Just in case you needed another reason not to listen to Investor's Business Daily

Reading Investor's Business Daily editorials can have something of a cathartic effect. After doggedly researching and fact-checking the dubiously nuanced claims of more sophisticated misinformers, it can be sometimes fun to take a (brief) dip into their troubled fantasy land where even the most fevered conspiracy theories can leap from the pages of FreeRepublic and get their brief, shining moment in the sun. Consider that IBD has implausibly claimed that the House health care bill would outlaw private insurance, absurdly claimed that Colombian terrorists had an inside line to President Obama's campaign, and outright racistly claimed that Obama would put the interests of his “tribe” ahead of national interests.

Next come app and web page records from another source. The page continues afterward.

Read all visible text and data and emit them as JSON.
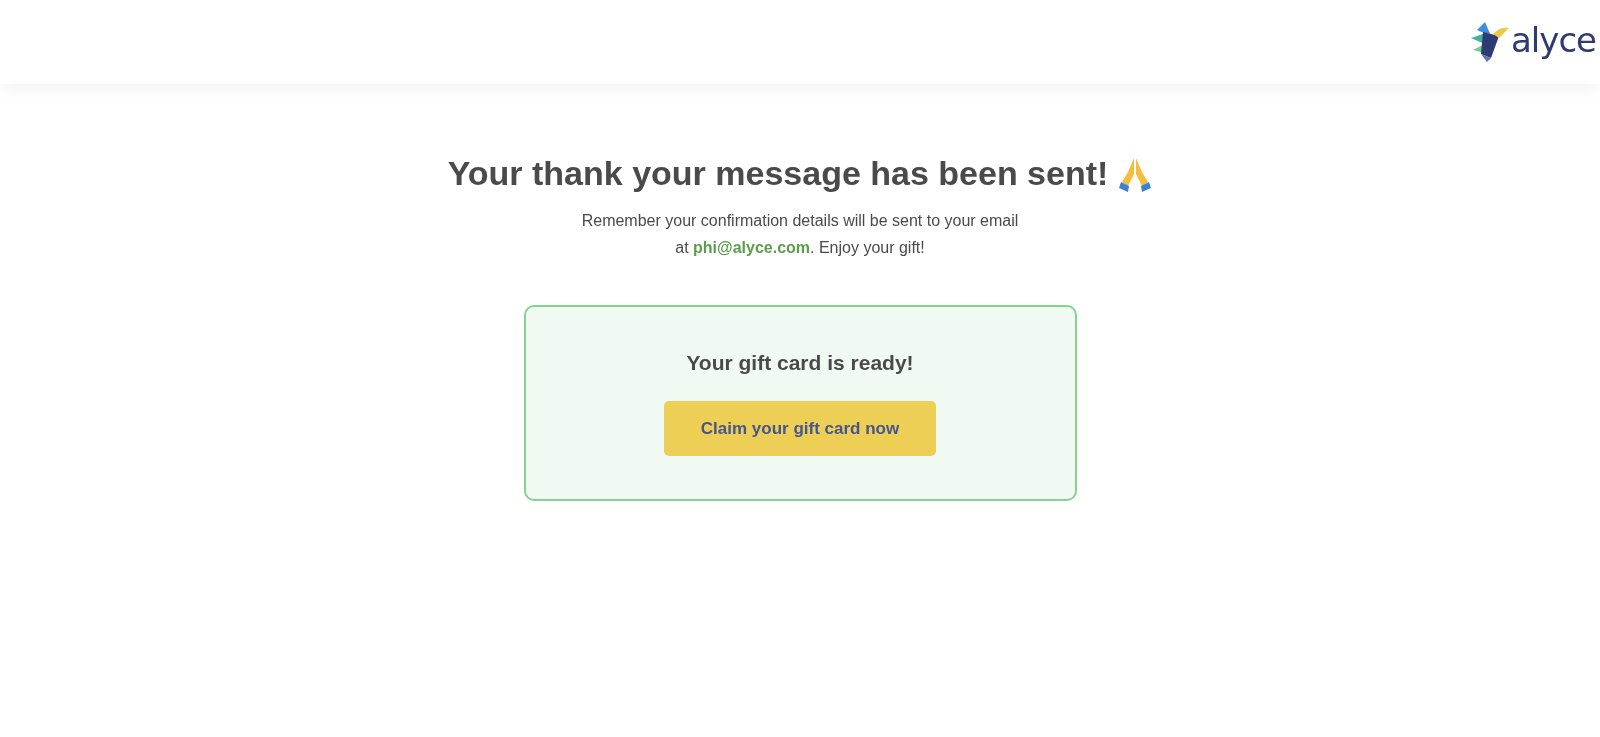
{
  "header": {
    "logo_text": "alyce"
  },
  "heading": "Your thank your message has been sent!",
  "message": "Remember your confirmation details will be sent to your email at **phi@alyce.com**. Enjoy your gift!",
  "card": {
    "title": "Your gift card is ready!",
    "button": "Claim your gift card now"
  }
}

But, it turns out that IBD has a polling outfit that complements the partisan hackery on display in their editorials. According to the latest IBD/TIPP survey, "[t]wo of every three practicing physicians oppose the medical overhaul plan under consideration in Washington, and hundreds of thousands would think about shutting down their practices or retiring early if it were adopted." This finding fits neatly with the conservative argument against health care reform, and runs contrary to just about every other poll of doctors, which show overwhelming support among physicians for health care reform.

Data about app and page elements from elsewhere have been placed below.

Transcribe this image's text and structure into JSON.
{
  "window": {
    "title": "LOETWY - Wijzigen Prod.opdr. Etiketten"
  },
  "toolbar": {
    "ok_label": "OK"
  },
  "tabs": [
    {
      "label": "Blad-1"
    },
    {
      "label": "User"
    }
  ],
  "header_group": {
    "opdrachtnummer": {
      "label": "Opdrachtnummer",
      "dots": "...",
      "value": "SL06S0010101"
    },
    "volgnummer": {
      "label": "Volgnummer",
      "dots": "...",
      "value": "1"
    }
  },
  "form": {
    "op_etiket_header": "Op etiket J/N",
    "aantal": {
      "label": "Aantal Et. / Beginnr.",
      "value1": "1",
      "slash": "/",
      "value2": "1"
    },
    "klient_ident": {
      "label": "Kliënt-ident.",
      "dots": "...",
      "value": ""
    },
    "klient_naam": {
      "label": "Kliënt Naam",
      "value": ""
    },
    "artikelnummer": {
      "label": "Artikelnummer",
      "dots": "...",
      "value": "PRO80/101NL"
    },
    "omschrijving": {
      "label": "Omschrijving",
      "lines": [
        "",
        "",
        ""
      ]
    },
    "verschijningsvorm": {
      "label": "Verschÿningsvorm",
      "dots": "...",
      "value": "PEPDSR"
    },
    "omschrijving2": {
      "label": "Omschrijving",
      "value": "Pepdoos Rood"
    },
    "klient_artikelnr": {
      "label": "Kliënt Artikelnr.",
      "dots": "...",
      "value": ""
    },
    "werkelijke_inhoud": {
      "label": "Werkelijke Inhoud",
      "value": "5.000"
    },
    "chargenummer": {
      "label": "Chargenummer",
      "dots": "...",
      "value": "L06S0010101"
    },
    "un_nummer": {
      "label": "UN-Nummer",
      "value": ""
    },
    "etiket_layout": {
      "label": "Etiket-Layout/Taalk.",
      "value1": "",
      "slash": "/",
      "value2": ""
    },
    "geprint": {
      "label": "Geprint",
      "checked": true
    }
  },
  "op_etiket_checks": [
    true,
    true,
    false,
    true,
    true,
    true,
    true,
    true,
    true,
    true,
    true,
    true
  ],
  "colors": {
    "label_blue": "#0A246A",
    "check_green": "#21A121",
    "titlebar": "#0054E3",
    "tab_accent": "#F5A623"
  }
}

As polling guru Nate Silver explains, the IBD poll is garbage:

[T]he Investors' Business Daily poll purporting to show widespread opposition to health care reform among doctors is simply not credible. There are five reasons why:

1. The survey was conducted by mail, which is unusual. The only other mail-based poll that I'm aware of is that conducted by the Columbus Dispatch, which was associated with an average error of about 7 percentage points -- the highest of any pollster that we tested.

2. At least one of the questions is blatantly biased: “Do you believe the government can cover 47 million more people and it will cost less money and th quality of care will be better?” . Holy run-on-sentence, Batman? A pollster who asks a question like this one is not intending to be objective.

3. As we learned during the Presidntial campaign -- when, among other things, they had John McCain winning the youth vote 74-22 -- the IBD/TIPP polling operation has literally no idea what they're doing. I mean, literally none. For example, I don't trust IBD/TIPP to have competently selected anything resembling a random panel, which is harder to do than you'd think.

4. They say, somewhat ambiguously: “Responses are still coming in.” This is also highly unorthodox. Professional pollsters generally do not report results before the survey period is compete.

5. There is virtually no disclosure about methodology. For example, IBD doesn't bother to define the term “practicing physician” , which could mean almost anything. Nor do they explain how their randomization procedure worked, provide the entire question battery, or anything like that.

Silver concludes: “There are pollsters out there that have an agenda but are highly competent, and there are pollsters that are nonpartisan but not particularly skilled. Rarely, however, do you find the whole package: that special pollster which is both biased and inept. IBD/TIPP is one of the few exceptions.”

As you'd expect, biased incompetence of this sort can only mean one thing -- wild popularity in the conservative blogosphere.